On May 15th, 80 warehouse workers at seven Murphy Warehouse locations across the Twin Cities went on strike. Murphy Warehouse Company, a Minneapolis-based warehousing and logistics company, has a number of employees organized with Teamsters Local 120. On Friday the 17th, at one of the picket sites, I found a half dozen people holding the main driveway of Murphy Warehouse. A few hundred feet away, private anti-union security sat in their car, observing the scene.
I took a sign and walked with the workers. One worked at this site, others were supporters from other companies or Teamster organizers. I struck up conversation with the worker at the site and the issues that mattered to him that had resulted in the rejection of their contract and the resulting strike. He told me that despite health costs for the employer going down, Murphy was demanding that employee’s out-of-pocket cost be tripled. For years the workers came to the table with few demands – many of them believed in the ‘family’ atmosphere the bosses spoke about. Yet when the lawyers and consultants said there was profit to be gained by moving costs to the employees, those years of conciliatory bargaining meant nothing.
Strikes are a transformative experience for many of the workers who participate. Walking out of the workplace and withholding one’s labor can be a revelation in the power held by working people, but it can also be difficult, painful, and traumatic to the people, families, and communities impacted. This is effect is intensified the longer the strike goes on. The strike also lays bare the class relations between workers and the owner, as the workers witness the extent to which bosses will go to oppose them – private security, scabs, and lawyers.
I told the folks at the picket line I was from DSA and that I’d try to get more people out to walk the picket line with them. I came through on that promise the next day when nearly 20 comrades came out after our general meeting. When we arrived, there was only one worker pacing the driveway. Soon, we had a rowdy group of socialists marching and getting drivers to honk in solidarity as they passed.
Many of us have grown up in a time of declining union militancy, so as we reverse that trend I’d like to suggest a few tips for your first visit to a picket line:
- Park off site. The picket line is both a symbolic line and a legal one! It’s best not to have any property on-site, that includes a car if you need to drive to the location. You may also want to identify a nearby gas station where you can use a bathroom if the picket isn’t providing one.
- Ask how you can help. The workers are running the show and you’re there to demonstrate your support. Often they want you to help them march or stand in a specific spot, but sometimes they need someone to hand out flyers or run an errand like getting water or snacks for workers.
- Talk with the workers. This is a great chance to hear from other people about the effect capitalism is having on their lives and what they are doing about it. Why did they go on strike? How did it go down? What do they want to see changed? Let them know who you are, what organization (like DSA!) you’re with, and why you came out, but a good organizing conversation should have them talking more than you.

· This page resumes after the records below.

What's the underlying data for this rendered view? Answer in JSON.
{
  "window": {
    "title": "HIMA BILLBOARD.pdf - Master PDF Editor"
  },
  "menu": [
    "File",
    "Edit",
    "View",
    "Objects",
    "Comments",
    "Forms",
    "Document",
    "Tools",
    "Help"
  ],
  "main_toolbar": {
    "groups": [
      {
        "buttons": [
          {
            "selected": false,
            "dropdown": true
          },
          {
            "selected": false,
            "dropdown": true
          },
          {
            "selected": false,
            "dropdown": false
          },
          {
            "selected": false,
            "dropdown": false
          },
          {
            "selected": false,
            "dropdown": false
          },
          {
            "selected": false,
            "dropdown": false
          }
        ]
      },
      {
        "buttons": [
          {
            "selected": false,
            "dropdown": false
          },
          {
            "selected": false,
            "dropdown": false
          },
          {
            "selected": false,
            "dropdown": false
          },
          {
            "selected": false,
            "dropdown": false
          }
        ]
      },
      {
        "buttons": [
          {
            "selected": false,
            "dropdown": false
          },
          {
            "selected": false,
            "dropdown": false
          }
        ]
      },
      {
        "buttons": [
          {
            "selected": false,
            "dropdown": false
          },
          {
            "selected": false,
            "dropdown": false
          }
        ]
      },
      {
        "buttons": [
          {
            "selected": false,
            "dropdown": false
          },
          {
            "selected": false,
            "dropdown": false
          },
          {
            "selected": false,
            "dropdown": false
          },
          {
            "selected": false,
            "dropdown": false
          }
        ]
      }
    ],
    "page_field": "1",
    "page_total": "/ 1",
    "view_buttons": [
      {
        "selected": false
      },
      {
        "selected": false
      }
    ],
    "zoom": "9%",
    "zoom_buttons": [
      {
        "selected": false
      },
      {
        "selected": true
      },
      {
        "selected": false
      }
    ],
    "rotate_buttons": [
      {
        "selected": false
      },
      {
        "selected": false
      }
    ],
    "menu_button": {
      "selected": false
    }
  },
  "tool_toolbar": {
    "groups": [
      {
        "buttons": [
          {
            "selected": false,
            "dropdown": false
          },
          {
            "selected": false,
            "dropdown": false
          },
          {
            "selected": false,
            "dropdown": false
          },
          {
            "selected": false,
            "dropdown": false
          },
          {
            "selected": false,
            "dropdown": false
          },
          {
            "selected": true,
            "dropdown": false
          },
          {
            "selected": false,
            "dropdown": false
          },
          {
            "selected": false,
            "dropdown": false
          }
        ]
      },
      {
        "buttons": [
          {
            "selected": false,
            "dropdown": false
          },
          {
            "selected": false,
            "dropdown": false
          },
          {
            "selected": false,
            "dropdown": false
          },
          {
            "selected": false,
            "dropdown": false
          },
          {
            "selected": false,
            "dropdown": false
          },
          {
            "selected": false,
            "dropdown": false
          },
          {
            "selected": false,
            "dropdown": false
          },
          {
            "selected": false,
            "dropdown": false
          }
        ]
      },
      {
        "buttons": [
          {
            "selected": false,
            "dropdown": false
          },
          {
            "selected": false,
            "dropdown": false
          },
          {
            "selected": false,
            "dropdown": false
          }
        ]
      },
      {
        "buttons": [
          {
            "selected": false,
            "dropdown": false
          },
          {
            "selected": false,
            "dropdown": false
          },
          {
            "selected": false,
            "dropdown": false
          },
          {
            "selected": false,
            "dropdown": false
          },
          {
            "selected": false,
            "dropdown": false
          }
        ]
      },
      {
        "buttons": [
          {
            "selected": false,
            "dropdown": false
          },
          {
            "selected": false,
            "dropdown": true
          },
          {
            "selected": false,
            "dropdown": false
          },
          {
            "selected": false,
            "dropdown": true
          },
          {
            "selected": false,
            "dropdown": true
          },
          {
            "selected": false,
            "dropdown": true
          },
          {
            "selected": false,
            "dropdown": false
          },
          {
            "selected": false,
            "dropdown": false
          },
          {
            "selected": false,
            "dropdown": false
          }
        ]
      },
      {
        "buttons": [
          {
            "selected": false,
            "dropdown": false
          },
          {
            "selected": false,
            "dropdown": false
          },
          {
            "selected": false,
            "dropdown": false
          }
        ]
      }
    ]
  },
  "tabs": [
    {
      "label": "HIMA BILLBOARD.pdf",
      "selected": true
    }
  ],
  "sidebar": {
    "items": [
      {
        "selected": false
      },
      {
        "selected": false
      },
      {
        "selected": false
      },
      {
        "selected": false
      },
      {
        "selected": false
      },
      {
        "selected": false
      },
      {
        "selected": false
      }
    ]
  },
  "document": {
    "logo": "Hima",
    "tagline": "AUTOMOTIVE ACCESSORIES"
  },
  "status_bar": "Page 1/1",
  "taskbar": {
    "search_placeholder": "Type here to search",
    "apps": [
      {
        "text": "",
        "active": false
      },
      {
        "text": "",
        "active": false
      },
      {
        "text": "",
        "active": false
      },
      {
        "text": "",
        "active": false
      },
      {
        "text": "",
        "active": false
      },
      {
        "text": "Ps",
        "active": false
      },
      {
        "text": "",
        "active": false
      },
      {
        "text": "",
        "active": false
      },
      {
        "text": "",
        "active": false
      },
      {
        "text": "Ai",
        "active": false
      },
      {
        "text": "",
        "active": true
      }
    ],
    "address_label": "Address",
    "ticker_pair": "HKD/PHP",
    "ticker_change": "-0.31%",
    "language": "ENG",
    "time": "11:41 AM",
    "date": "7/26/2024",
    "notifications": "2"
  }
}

- Solidarity isn’t a transaction. If a worker is on strike, then the boss is doing the radicalizing already. This is a difficult time for most of the workers and you’re there to help. It’s a time they need allies, not a person telling them what they should think politically or trying to sell them a magazine. Let them know why you support them and feel free to share your own story. If you have a great conversation, exchange phone numbers so you can follow up later, but it’s not the time to make an ask of them.
- Bring your friends and spread the word. It’s a powerful experience to see workers standing up to the boss and to be able to lend them a hand. It’s a good chance not only to bring DSA members out, but also folks who you want to bring into DSA in the long run. Shoot them a text and make the ask for them to come out and join. Sharing your experience on social media and with your friends and family helps normalize workplace action and might even spark some reflection on their own workplace!
On May 24th, a new contract was ratified and the 80 workers returned to their jobs with a number of gains won through their action. This fight may be over, but the class war has new battles to wage every day and working people have yet to win one they don’t show up for. Workers struggles are at the center of our broader struggle against capitalism, and it is incumbent on us to help those who put their livelihood on the line fighting for better conditions for themselves and the working class as a whole.